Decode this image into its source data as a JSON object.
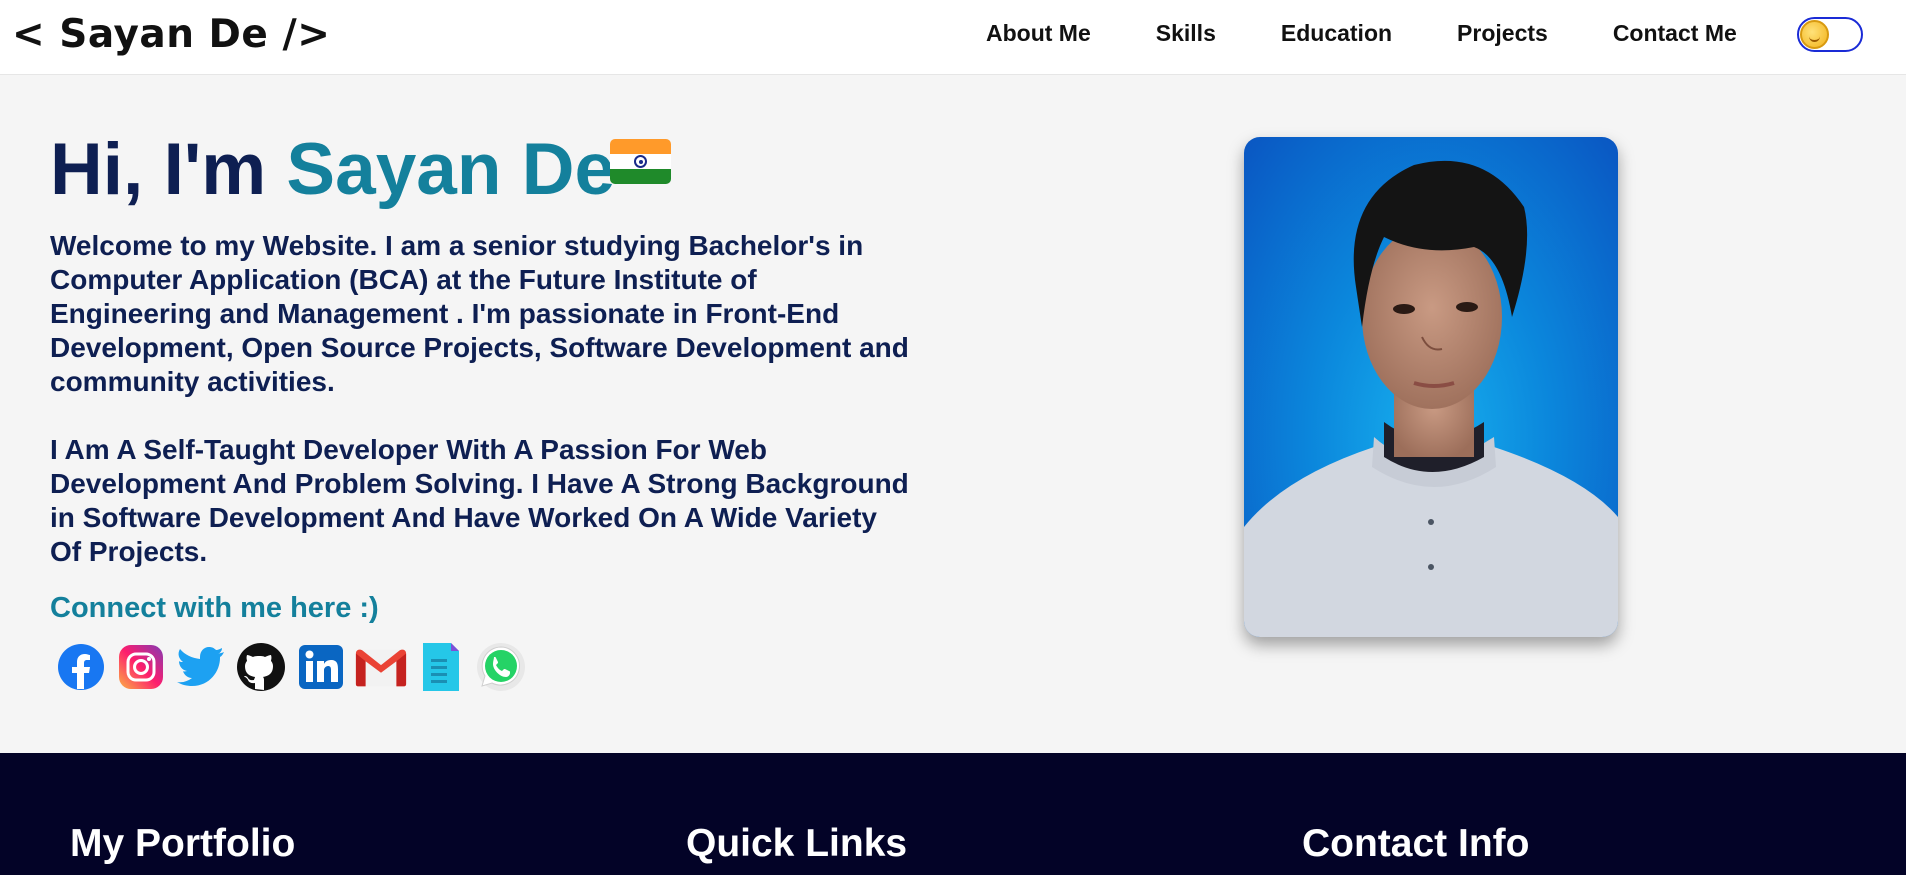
{
  "header": {
    "logo": "< Sayan De />",
    "nav": [
      "About Me",
      "Skills",
      "Education",
      "Projects",
      "Contact Me"
    ],
    "theme_toggle_icon": "sun-icon"
  },
  "hero": {
    "greeting": "Hi, I'm",
    "name": "Sayan De",
    "flag_icon": "india-flag-icon",
    "paragraph1": "Welcome to my Website. I am a senior studying Bachelor's in Computer Application (BCA) at the Future Institute of Engineering and Management . I'm passionate in Front-End Development, Open Source Projects, Software Development and community activities.",
    "paragraph2": "I Am A Self-Taught Developer With A Passion For Web Development And Problem Solving. I Have A Strong Background in Software Development And Have Worked On A Wide Variety Of Projects.",
    "connect": "Connect with me here :)",
    "socials": [
      "facebook-icon",
      "instagram-icon",
      "twitter-icon",
      "github-icon",
      "linkedin-icon",
      "gmail-icon",
      "document-icon",
      "whatsapp-icon"
    ]
  },
  "footer": {
    "col1": "My Portfolio",
    "col2": "Quick Links",
    "col3": "Contact Info"
  },
  "colors": {
    "navy": "#0e1f52",
    "accent": "#14809c",
    "footer_bg": "#030327",
    "page_bg": "#f5f5f5"
  }
}
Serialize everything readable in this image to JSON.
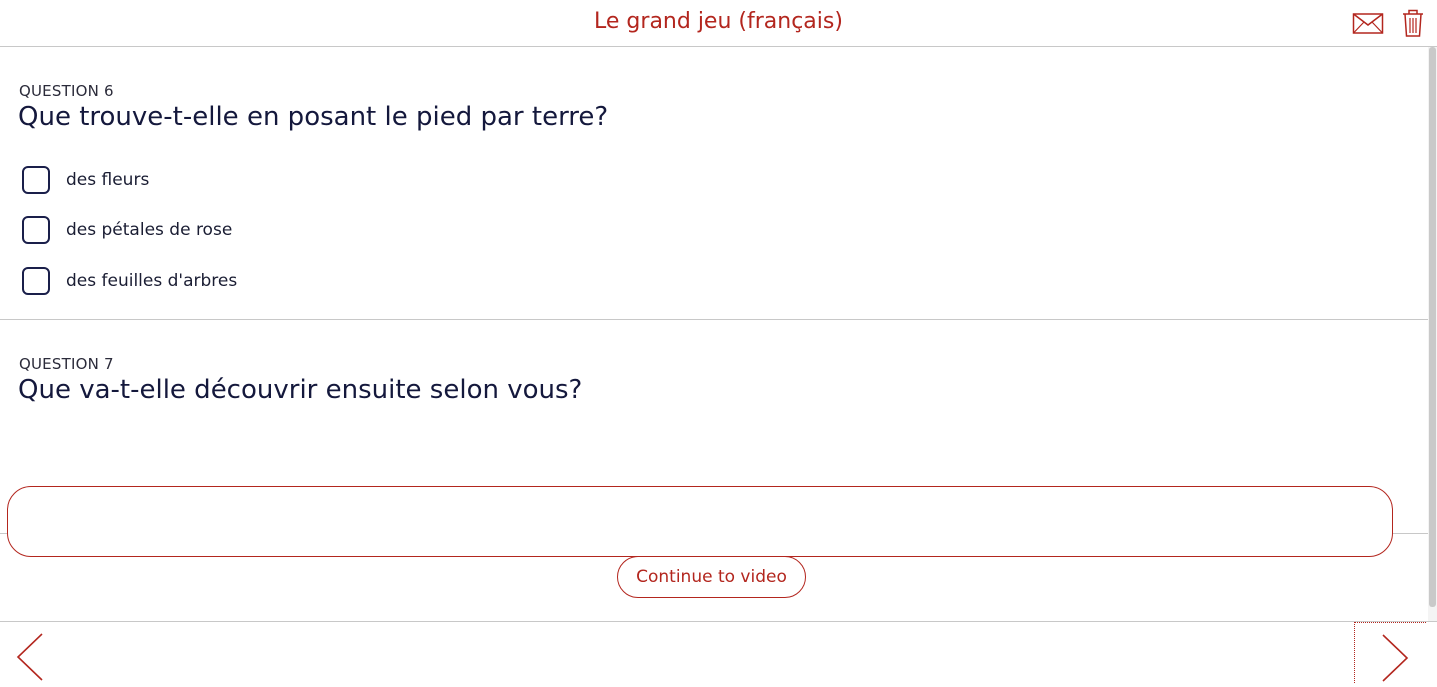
{
  "header": {
    "title": "Le grand jeu (français)",
    "icons": [
      "envelope-icon",
      "trash-icon"
    ]
  },
  "questions": [
    {
      "label": "QUESTION 6",
      "text": "Que trouve-t-elle en posant le pied par terre?",
      "type": "multiple-choice",
      "options": [
        {
          "label": "des fleurs",
          "checked": false
        },
        {
          "label": "des pétales de rose",
          "checked": false
        },
        {
          "label": "des feuilles d'arbres",
          "checked": false
        }
      ]
    },
    {
      "label": "QUESTION 7",
      "text": "Que va-t-elle découvrir ensuite selon vous?",
      "type": "text",
      "value": "",
      "placeholder": ""
    }
  ],
  "actions": {
    "continue_label": "Continue to video"
  },
  "footer": {
    "icons": [
      "chevron-left-icon",
      "chevron-right-icon"
    ]
  },
  "colors": {
    "accent": "#b3261e",
    "text": "#14183c",
    "divider": "#c8c8c8"
  }
}
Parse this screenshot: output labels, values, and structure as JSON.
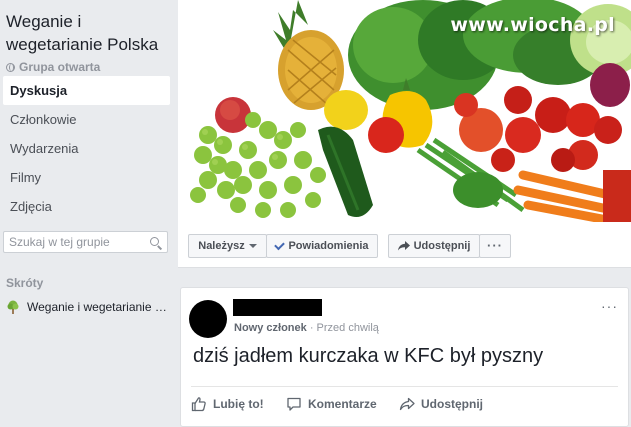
{
  "group": {
    "name": "Weganie i wegetarianie Polska",
    "type": "Grupa otwarta"
  },
  "nav": {
    "items": [
      {
        "label": "Dyskusja",
        "active": true
      },
      {
        "label": "Członkowie",
        "active": false
      },
      {
        "label": "Wydarzenia",
        "active": false
      },
      {
        "label": "Filmy",
        "active": false
      },
      {
        "label": "Zdjęcia",
        "active": false
      }
    ]
  },
  "search": {
    "placeholder": "Szukaj w tej grupie"
  },
  "shortcuts": {
    "title": "Skróty",
    "items": [
      {
        "label": "Weganie i wegetarianie Polska"
      }
    ]
  },
  "cover": {
    "watermark": "www.wiocha.pl"
  },
  "actionbar": {
    "joined_label": "Należysz",
    "notifications_label": "Powiadomienia",
    "share_label": "Udostępnij",
    "more_label": "···"
  },
  "post": {
    "author_role": "Nowy członek",
    "separator": "·",
    "time": "Przed chwilą",
    "text": "dziś jadłem kurczaka w KFC był pyszny",
    "menu": "···",
    "like_label": "Lubię to!",
    "comment_label": "Komentarze",
    "share_label": "Udostępnij"
  },
  "colors": {
    "page_bg": "#e9ebee",
    "link_blue": "#4267b2",
    "muted_text": "#90949c"
  }
}
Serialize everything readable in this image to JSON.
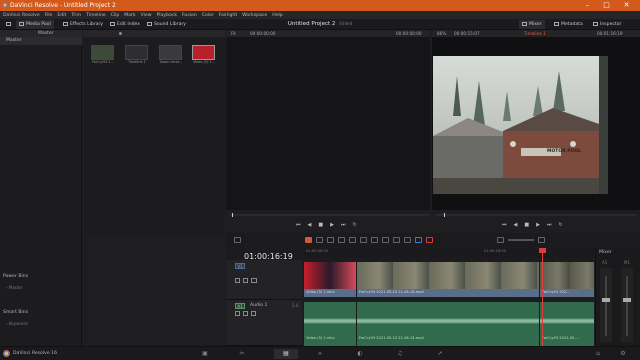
{
  "titlebar": {
    "title": "DaVinci Resolve - Untitled Project 2",
    "minimize": "–",
    "maximize": "□",
    "close": "✕"
  },
  "menu": [
    "DaVinci Resolve",
    "File",
    "Edit",
    "Trim",
    "Timeline",
    "Clip",
    "Mark",
    "View",
    "Playback",
    "Fusion",
    "Color",
    "Fairlight",
    "Workspace",
    "Help"
  ],
  "toolbar": {
    "media_pool": "Media Pool",
    "effects_library": "Effects Library",
    "edit_index": "Edit Index",
    "sound_library": "Sound Library",
    "project_title": "Untitled Project 2",
    "project_status": "Edited",
    "mixer": "Mixer",
    "metadata": "Metadata",
    "inspector": "Inspector"
  },
  "bins": {
    "header": "Master",
    "master": "Master",
    "power_bins": "Power Bins",
    "power_master": "Master",
    "smart_bins": "Smart Bins",
    "keywords": "Keywords"
  },
  "media_pool": {
    "clips": [
      {
        "label": "FarCry93 2...",
        "color": "#3d4a3a"
      },
      {
        "label": "Timeline 1",
        "color": "#2e2e30"
      },
      {
        "label": "Zoom recor...",
        "color": "#3a3a3c"
      },
      {
        "label": "Video (5) 1...",
        "color": "#b8202a"
      }
    ]
  },
  "source_viewer": {
    "zoom": "Fit",
    "timecode_left": "00:00:00:00",
    "timecode_right": "00:00:00:00"
  },
  "timeline_viewer": {
    "zoom": "86%",
    "timecode_left": "00:00:15:07",
    "timeline_name": "Timeline 1",
    "timecode_right": "00:01:16:19",
    "sign_text": "MOTOR POOL"
  },
  "timeline": {
    "timecode": "01:00:16:19",
    "ruler": [
      "01:00:00:00",
      "01:00:16:00"
    ],
    "video_track": {
      "name": "V1",
      "clips": [
        {
          "label": "Video (5) 1.mkv"
        },
        {
          "label": "FarCry93 2021-05-10 21-06-16.mp4"
        },
        {
          "label": "FarCry93 202..."
        }
      ]
    },
    "audio_track": {
      "name": "Audio 1",
      "id": "A1",
      "level": "2.0",
      "clips": [
        {
          "label": "Video (5) 1.mkv"
        },
        {
          "label": "FarCry93 2021-05-10 21-06-14.mp4"
        },
        {
          "label": "FarCry93 2021-05-..."
        }
      ]
    }
  },
  "mixer": {
    "title": "Mixer",
    "channels": [
      "A1",
      "M1"
    ]
  },
  "bottom": {
    "app_name": "DaVinci Resolve 16"
  },
  "colors": {
    "accent": "#d45a1c",
    "video_clip": "#5a6e8a",
    "audio_clip": "#2f6b4c",
    "playhead": "#e03a3a"
  }
}
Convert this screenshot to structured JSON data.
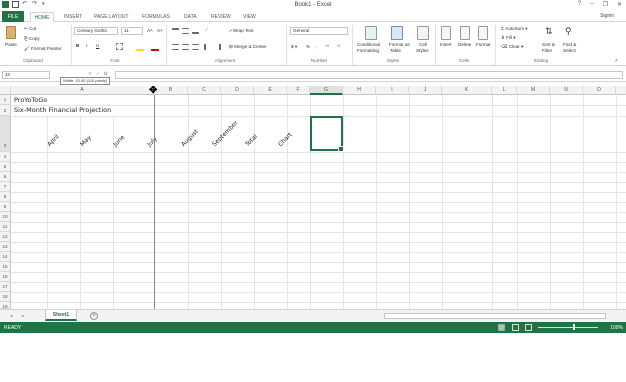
{
  "window": {
    "title": "Book1 - Excel",
    "controls": [
      "?",
      "–",
      "❐",
      "✕"
    ]
  },
  "tabs": [
    "FILE",
    "HOME",
    "INSERT",
    "PAGE LAYOUT",
    "FORMULAS",
    "DATA",
    "REVIEW",
    "VIEW"
  ],
  "active_tab": "HOME",
  "user": "Signin",
  "ribbon": {
    "clipboard": {
      "paste": "Paste",
      "cut": "Cut",
      "copy": "Copy",
      "format_painter": "Format Painter",
      "label": "Clipboard"
    },
    "font": {
      "font_name": "Century Gothic",
      "font_size": "11",
      "bold": "B",
      "italic": "I",
      "underline": "U",
      "label": "Font"
    },
    "alignment": {
      "wrap_text": "Wrap Text",
      "merge_center": "Merge & Center",
      "label": "Alignment"
    },
    "number": {
      "format": "General",
      "label": "Number"
    },
    "styles": {
      "conditional": "Conditional",
      "conditional2": "Formatting",
      "format_as": "Format as",
      "format_as2": "Table",
      "cell": "Cell",
      "cell2": "Styles",
      "label": "Styles"
    },
    "cells": {
      "insert": "Insert",
      "delete": "Delete",
      "format": "Format",
      "label": "Cells"
    },
    "editing": {
      "autosum": "AutoSum",
      "fill": "Fill",
      "clear": "Clear",
      "sort": "Sort &",
      "sort2": "Filter",
      "find": "Find &",
      "find2": "Select",
      "label": "Editing"
    }
  },
  "formula_bar": {
    "name_box": "J3",
    "tooltip": "Width: 10.00 (110 pixels)"
  },
  "grid": {
    "columns": [
      "A",
      "B",
      "C",
      "D",
      "E",
      "F",
      "G",
      "H",
      "I",
      "J",
      "K",
      "L",
      "M",
      "N",
      "O"
    ],
    "selected_column": "G",
    "rows": [
      "1",
      "2",
      "3",
      "4",
      "5",
      "6",
      "7",
      "8",
      "9",
      "10",
      "11",
      "12",
      "13",
      "14",
      "15",
      "16",
      "17",
      "18",
      "19"
    ],
    "selected_row": "3",
    "a1": "ProYoToGo",
    "a2": "Six-Month Financial Projection",
    "row3_headers": [
      "April",
      "May",
      "June",
      "July",
      "August",
      "September",
      "Total",
      "Chart"
    ]
  },
  "sheets": [
    "Sheet1"
  ],
  "status": {
    "ready": "READY",
    "zoom": "100%"
  },
  "colors": {
    "accent": "#217346"
  }
}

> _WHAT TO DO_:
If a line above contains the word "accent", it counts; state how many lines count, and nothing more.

> _ANSWER BELOW_:
4